One can read volumes of books on King James and English history. One can read volumes of books on church history. One can read volumes of books on the KJV. One will find it difficult to find a nice book to put all the three together and be written in a clear manner that is also an enjoyable read.
God's Secretaries Jan 6, 2009
The book is interesting. It spends more time on the politics of writing the King James Bible, than on what manuscripts were used in writing the Bible.
Good context, but lacking in content Jan 6, 2009

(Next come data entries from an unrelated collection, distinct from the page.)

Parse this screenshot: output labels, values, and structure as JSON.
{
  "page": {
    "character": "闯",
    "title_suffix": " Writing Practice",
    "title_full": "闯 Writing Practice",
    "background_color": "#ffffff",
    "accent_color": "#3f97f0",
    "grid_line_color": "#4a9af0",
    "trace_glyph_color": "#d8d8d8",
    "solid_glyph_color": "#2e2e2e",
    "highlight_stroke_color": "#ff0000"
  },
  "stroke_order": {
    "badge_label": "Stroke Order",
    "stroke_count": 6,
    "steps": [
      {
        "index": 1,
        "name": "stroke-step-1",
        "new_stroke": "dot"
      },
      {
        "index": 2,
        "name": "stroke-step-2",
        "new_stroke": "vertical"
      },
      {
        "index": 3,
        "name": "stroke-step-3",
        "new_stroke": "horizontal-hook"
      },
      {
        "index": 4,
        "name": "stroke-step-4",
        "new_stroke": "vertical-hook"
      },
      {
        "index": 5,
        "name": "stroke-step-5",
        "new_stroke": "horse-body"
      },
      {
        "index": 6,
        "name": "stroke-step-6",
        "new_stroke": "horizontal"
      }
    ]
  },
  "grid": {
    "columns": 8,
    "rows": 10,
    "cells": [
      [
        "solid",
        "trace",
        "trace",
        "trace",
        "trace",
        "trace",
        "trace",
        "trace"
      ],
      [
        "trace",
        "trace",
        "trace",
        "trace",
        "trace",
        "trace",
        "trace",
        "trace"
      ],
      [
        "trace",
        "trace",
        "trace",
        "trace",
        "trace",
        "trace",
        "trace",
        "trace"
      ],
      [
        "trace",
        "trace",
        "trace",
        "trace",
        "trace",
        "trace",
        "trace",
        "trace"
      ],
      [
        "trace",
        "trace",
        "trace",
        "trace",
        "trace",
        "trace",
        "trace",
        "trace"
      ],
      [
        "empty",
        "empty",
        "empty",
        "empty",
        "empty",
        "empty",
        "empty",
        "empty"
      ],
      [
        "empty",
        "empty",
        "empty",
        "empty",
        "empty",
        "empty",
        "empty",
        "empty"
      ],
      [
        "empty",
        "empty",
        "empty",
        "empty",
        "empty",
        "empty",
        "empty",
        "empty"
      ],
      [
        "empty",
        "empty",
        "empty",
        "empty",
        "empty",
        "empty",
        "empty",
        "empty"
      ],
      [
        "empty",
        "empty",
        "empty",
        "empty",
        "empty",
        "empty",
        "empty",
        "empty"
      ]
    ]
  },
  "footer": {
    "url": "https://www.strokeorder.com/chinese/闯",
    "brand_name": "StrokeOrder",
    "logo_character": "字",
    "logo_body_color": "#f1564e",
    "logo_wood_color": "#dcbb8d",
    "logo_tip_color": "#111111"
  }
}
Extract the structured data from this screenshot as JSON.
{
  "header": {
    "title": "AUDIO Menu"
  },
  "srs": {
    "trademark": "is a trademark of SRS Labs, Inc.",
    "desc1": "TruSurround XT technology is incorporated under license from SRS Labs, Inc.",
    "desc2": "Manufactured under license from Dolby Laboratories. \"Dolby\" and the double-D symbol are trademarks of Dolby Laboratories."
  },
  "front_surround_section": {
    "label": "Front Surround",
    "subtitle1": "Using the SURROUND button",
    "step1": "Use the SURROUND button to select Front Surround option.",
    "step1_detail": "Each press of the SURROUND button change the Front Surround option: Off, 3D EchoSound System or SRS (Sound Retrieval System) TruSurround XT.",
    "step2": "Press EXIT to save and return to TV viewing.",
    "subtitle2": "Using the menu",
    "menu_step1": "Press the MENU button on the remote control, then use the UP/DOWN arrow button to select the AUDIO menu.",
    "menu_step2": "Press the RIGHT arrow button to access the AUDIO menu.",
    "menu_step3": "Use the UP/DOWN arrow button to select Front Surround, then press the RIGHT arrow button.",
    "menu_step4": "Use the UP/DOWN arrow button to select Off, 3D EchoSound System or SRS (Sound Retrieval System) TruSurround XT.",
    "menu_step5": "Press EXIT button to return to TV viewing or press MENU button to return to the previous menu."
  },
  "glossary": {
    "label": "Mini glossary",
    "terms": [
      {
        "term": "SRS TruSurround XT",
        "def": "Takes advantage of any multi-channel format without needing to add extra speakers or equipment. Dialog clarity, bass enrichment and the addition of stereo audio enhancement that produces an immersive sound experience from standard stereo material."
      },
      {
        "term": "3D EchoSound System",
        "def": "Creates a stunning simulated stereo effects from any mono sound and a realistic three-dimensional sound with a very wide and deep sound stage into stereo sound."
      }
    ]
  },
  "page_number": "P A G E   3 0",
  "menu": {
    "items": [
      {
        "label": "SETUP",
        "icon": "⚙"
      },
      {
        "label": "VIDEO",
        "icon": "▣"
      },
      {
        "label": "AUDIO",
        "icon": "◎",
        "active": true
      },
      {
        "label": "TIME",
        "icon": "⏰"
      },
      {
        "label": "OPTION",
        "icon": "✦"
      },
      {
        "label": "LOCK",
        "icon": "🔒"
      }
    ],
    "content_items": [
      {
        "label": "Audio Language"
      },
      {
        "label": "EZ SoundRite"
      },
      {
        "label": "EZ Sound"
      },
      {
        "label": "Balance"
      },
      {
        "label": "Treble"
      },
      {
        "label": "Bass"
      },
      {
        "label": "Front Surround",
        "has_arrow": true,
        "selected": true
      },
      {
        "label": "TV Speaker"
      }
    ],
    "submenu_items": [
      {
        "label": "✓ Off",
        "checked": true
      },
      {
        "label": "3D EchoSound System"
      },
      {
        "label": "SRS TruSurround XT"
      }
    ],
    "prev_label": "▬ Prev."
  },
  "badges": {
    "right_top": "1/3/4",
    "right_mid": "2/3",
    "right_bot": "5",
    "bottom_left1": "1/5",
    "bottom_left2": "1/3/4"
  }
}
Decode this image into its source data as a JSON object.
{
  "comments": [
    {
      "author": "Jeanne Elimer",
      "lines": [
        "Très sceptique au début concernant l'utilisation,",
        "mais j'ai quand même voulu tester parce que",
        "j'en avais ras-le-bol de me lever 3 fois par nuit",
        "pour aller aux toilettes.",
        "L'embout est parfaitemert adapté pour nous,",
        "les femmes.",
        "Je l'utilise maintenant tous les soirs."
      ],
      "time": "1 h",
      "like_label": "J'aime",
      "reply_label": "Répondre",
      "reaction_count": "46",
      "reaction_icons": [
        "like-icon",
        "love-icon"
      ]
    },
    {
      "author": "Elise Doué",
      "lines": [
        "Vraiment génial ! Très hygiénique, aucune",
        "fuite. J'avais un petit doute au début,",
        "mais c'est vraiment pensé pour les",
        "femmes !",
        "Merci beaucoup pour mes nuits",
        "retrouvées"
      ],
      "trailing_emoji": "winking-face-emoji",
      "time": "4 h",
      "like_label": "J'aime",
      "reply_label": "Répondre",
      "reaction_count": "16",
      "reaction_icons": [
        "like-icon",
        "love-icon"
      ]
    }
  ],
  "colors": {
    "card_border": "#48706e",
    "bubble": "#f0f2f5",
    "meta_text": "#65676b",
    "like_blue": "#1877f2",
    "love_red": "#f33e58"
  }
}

Nicolson provides an interesting and full picture of the people and politics that brought about the King James Version of the Bible. His writing is lovely, but at times is overly verbose and descriptive. Although I kept wanting to read about the actual translation of the KJV, I found the context he gave helpful and worthwhile.
Unfortunately, I found the very small portion of his book dedicated to the actual translation deficient. Rather than showing how the context he so carefully provided has affected the language with any specific examples, he time and again applauds the King James Version as superior to modern ones. His reasoning is, again and again, due to the beautiful language of the KJV. Unfortunately he does not spend sufficient time defending his view that beautiful language and majestic tone equate superior translation. It is a well-known fact that the New Testament is written in common Greek and not the exalted language that Nicolson loves. Why is this change valid, and more importantly, why is it superior?
I see nowhere in this book any reason to believe that Nicolson has ever done any translation work or knows either Greek or Hebrew. In fact, the deplorable rendition of Greek on page 166, with only one accent (and one apostrophe to signify an accent) and no final sigmas, shows me that no one involved with the book knew Greek well or at all. (Unless this Greek phrase is given in the exact form Savile wrote it, which I do not have the ability to determine for myself.)
In short--as far as his description of the political and historical background of the King James Version, Nicolson does a nice job. However, he would do well to keep his praise for the language of the KJV but lose the criticisms of how translation ought to be done which he does not appear to have the background or knowledge to develop or defend.